Friday, November 13, 2009

Eight Questions for Rachel Starr Thomson

Last week, I did a review of Worlds Unseen, a YA fantasy by Rachel Starr Thomson. This week, Rachel has graciously agreed to answer a few questions about her work.

What is your favorite part of being an author?

Where to begin? The copious amounts of tea. The fact that I don't need fashion sense and can dress eccentrically because people think writers are eccentric. Being able to sit in coffee shops and take long walks and call that "work." But actually, I think the best thing about being a writer is the writing itself, in those moments when it really catches fire, when I can't type fast enough to keep up with the story or the message or whatever I happen to be writing.

What are some of the outside influences on Worlds Unseen or your writing in general?

Other writers, certainly; any writer I happen to read becomes an influence in some way. It's hard for me to pinpoint specifics; I read hundreds and hundreds of books as a kid and I know they're all still exercising influence on me. My faith is a huge influence. Its ideas and challenges and scripture itself inform everything I write.

What prompted you to write Worlds Unseen?

The Seventh World Trilogy, which starts with Worlds Unseen and Burning Light and wraps up in The Advent, which I'm currently writing, is a fantasy about young people who discover another side to their world--a spiritual war that has been covered up for centuries. A lot of influences came into it, but I think it was inspired by seeing the spiritual war we're all fighting every day. I looked at my family and my friends and saw their lives with this sort of epic vision. I transported that into another world so I could write about it in an open, imaginative way. Writing about God in our world intimidates me, but in a fantasy setting, I can write about yearning and faith and doubt and fear and courage and forgiveness and all those things without the same intimidation.

What is your favorite part of Worlds Unseen and why?

I'm not sure I could isolate a single scene as my favourite. Virginia's encounter with the Earth Brethren was one of my favorite scenes to write, and I love the conversations between Nicolas and Maggie. And of course, Maggie's gradual transformation of identity.

What impact did writing Worlds Unseen have on you?

Well, it proved I could write a book that was over 100 pages long, something I'd never accomplished before! More than any of my earlier work, I think Worlds made a writer out of me. It started the journey I'm on today, of making a living through words, and it opened up a world of possibilities as far as exploring truth through fiction.

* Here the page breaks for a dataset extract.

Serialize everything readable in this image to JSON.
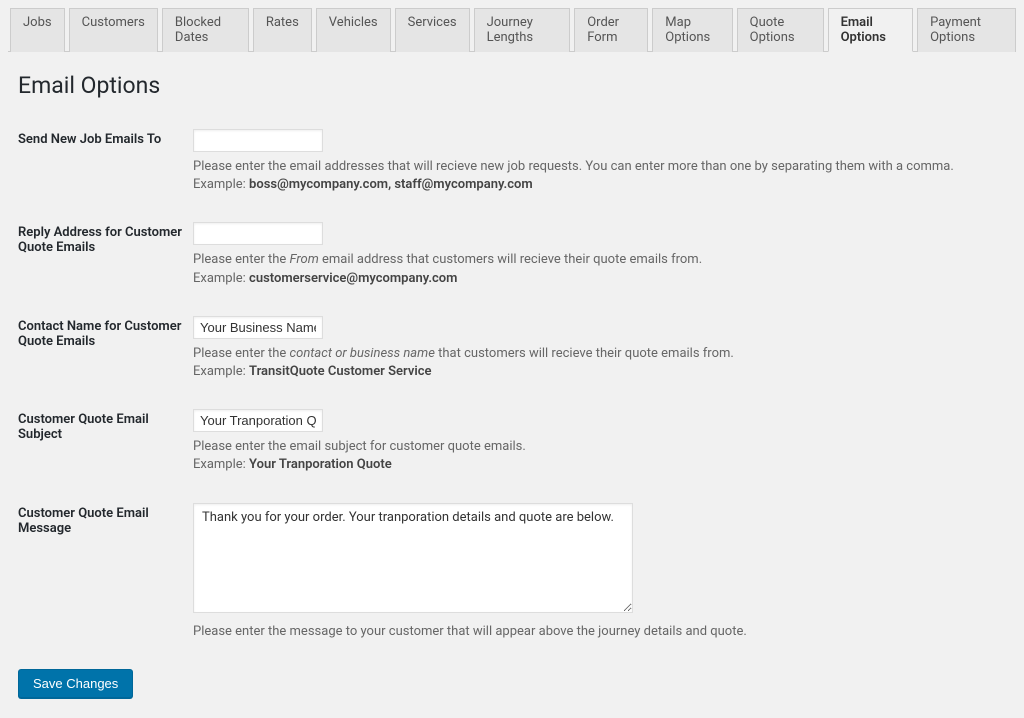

What is one book you would recommend besides the Bible and your own work?

Off the top of my head? Annie Dillard's Pilgrim at Tinker Creek. It's all about seeing life anew. In fiction, some of my recent favourites are the Auralia Thread books by Jeffrey Overstreet and Blaggard's Moon by George Bryan Polivka.

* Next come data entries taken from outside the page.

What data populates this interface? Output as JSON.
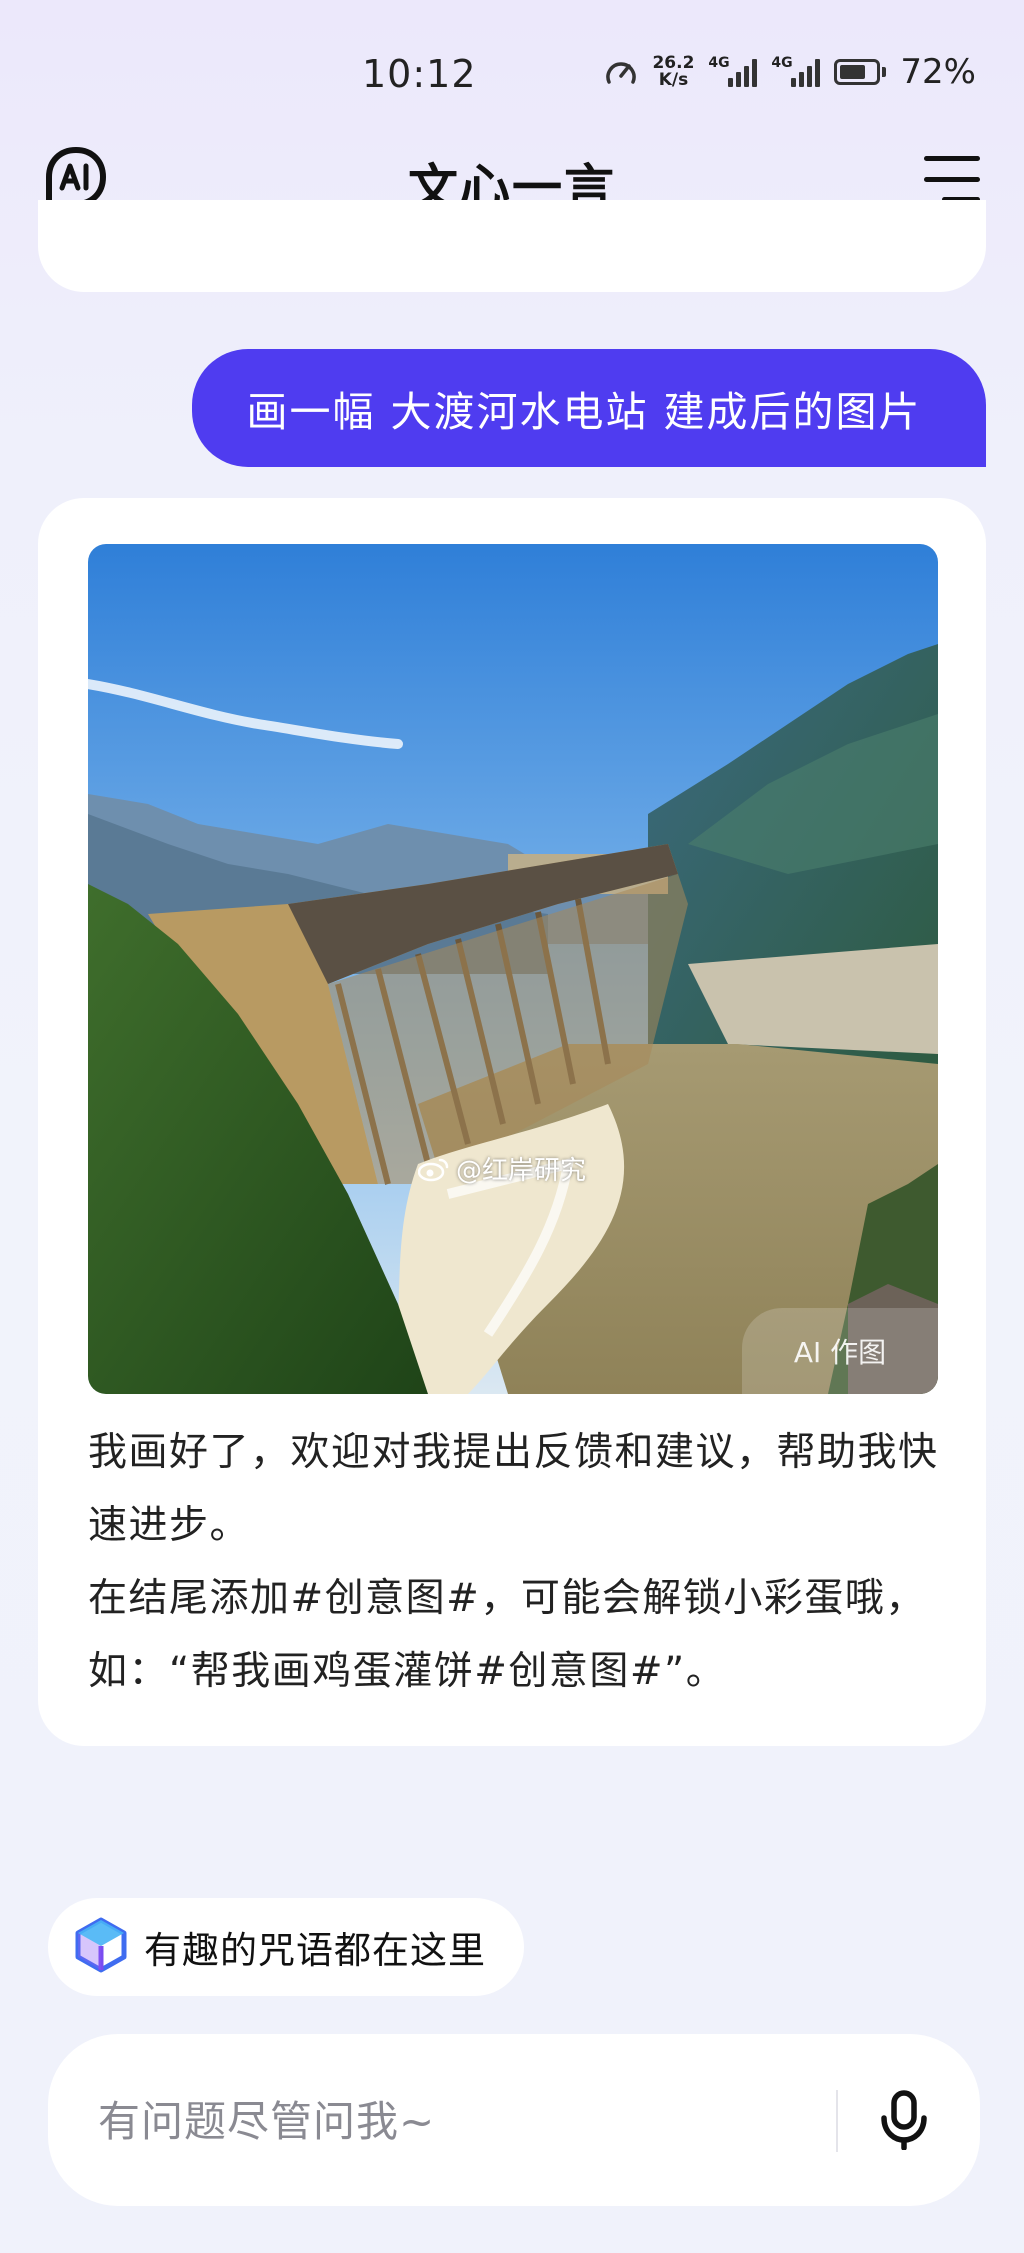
{
  "status_bar": {
    "time": "10:12",
    "net_speed_value": "26.2",
    "net_speed_unit": "K/s",
    "signal1_tag": "4G",
    "signal2_tag": "4G",
    "battery_percent_text": "72%",
    "battery_level": 0.72
  },
  "header": {
    "title": "文心一言",
    "logo_icon": "ai-logo-icon",
    "menu_icon": "menu-icon"
  },
  "conversation": {
    "user_message": "画一幅 大渡河水电站 建成后的图片",
    "response": {
      "image_watermark": "@红岸研究",
      "image_badge": "AI 作图",
      "text_lines": [
        "我画好了，欢迎对我提出反馈和建议，帮助我快速进步。",
        "在结尾添加#创意图#，可能会解锁小彩蛋哦，如：“帮我画鸡蛋灌饼#创意图#”。"
      ]
    }
  },
  "prompt_chip": {
    "label": "有趣的咒语都在这里",
    "icon": "cube-icon"
  },
  "input": {
    "placeholder": "有问题尽管问我~",
    "value": "",
    "mic_icon": "microphone-icon"
  },
  "colors": {
    "accent": "#4f3cf0",
    "background": "#eff0fb",
    "card": "#ffffff"
  }
}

What is one question you have never been asked but wished you had been, and what is the answer?

Well, I've never been asked this question before! I've never been asked what career I would have pursued if I wasn't pursuing this one. And there are many possible answers. I love the idea of being a folk singer. Or I might have gone into missions. But as it is, I'm doing quite a lot of ministry, both through writing and through other things, and I get lots of opportunities to sing too. Life is pretty wonderful.

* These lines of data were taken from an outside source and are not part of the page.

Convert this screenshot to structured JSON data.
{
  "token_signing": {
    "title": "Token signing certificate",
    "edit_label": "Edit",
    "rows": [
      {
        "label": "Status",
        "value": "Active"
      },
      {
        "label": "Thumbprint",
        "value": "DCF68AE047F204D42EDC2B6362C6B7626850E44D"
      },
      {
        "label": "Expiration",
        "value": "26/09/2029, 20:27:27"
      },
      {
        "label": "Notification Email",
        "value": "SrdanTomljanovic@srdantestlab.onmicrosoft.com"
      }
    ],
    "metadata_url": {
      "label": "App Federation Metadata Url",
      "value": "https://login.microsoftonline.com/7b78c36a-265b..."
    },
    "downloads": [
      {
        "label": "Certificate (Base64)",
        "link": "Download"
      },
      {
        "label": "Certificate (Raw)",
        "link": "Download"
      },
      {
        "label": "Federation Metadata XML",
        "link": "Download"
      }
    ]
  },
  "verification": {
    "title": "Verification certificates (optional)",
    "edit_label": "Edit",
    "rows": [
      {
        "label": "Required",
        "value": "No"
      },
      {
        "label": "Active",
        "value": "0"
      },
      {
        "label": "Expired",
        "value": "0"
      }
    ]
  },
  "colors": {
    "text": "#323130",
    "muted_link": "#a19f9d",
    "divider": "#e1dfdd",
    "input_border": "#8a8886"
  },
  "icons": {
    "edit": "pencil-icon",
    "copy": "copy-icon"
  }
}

Anything else you would like to add?

If you'd like to read my books, you can buy them at or from any online retailers. You can also download Worlds Unseen for free, read the stand-alone novel Taerith, and read some of my nonfiction writing at .

No comments: